to harbor; ; interpose; slip in a word; to interpose; to hold between; to insert; insert; hold between; to interrupt; interrupt; to slip in a word; entertain; to entertain; harbour; to harbour; harbor; pinch
komimi ni kiita tottsuan no , ninu kowairo de koyusuri katari , na sae yukari no Bentenkozo Kikunosuke taa ore ga koto da ( It is me , Benten kozo kikunosuke , who blackmailed people with awkward impression of my grandfather 's voice , whose name is related to mine . )
In addition , a repellent stick of kayariki is clipped by the internal side of the kayariki , and the kayariki is in a net-like cover on the external sides , so that it would not be too hot when it is hung in use .

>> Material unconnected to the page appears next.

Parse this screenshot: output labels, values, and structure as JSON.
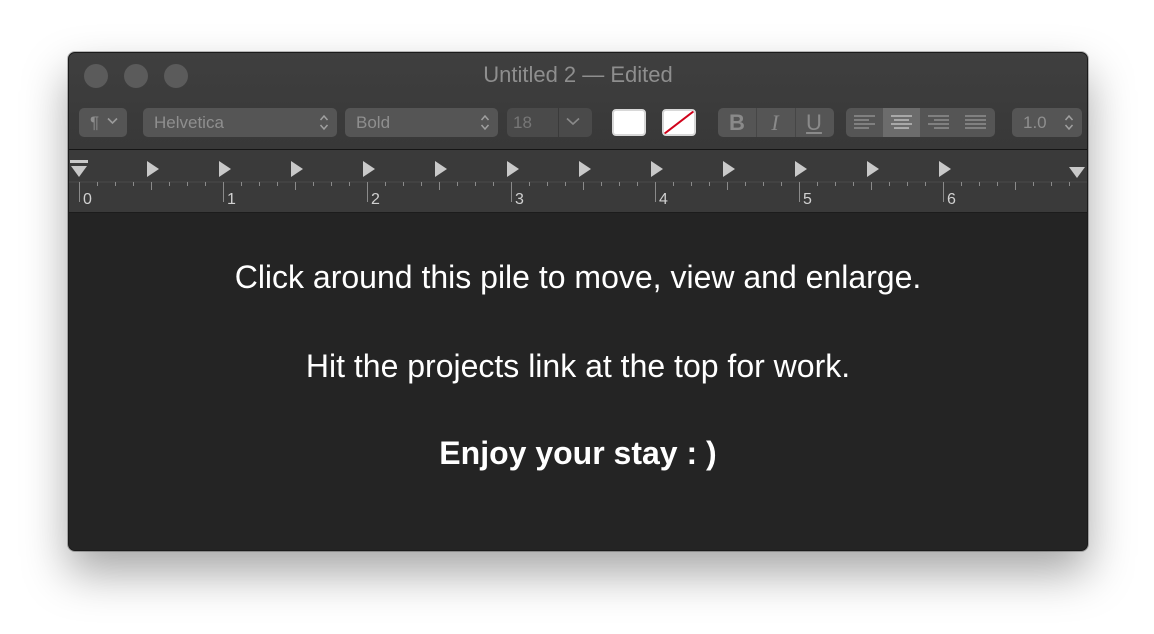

A wooden matowaku can easily have a warp and damage , and players have a difficulty in pulling out an arrow which gets stuck in a seam , where both the ends of a wooden strip are fixed ; besides , it sometimes hurts the arrows .
Make ' hane ' by folding the longer tare in byobu-datami ( accordion fold ) , fasten the another tare at the center of ' hane , ' insert the rest into the obi fastened around the body , arrange the shape and move the knot to the back .
It is not polite to interrupt someone while he is talking.
In the Heian period , uchiki were worn so that the edges showed between each layer ( a style known as omeri ) but from the Meiji period , another cloth called a nakabe was inserted between the inner and outer layers , to make it appear as if the uchiki are worn in layers .
Fukusa basami pouches are comparatively small and each pouch is classified into a three-folded type , a handwoven brocade type , or a double-folded type ( also called Rikyu type ) , but all these types are used for the same purpose .
Fukusa basami , also referred to as Kaishi ire ( literally , Japanese pocket tissue pouch ) , is a generic name given to pouches used to put together and carry small items necessary for tea ceremony lessons or tea ceremony parties .
In other countries , ' Glass bowl with gold leaf ' ( Sandwich glass , unearthed in Alexandria and owned by the British Museum ) around 300 to 250 BC has a plant pattern with the kirikane technique placed between the two layers of transparent glass .
It is said that he had to wear geta ( wooden clogs ) with one support as the trails in Mt . Osugi in those days were full of rocks and normal geta with two supports would not work due to rocks and pebbles being caught between the supports .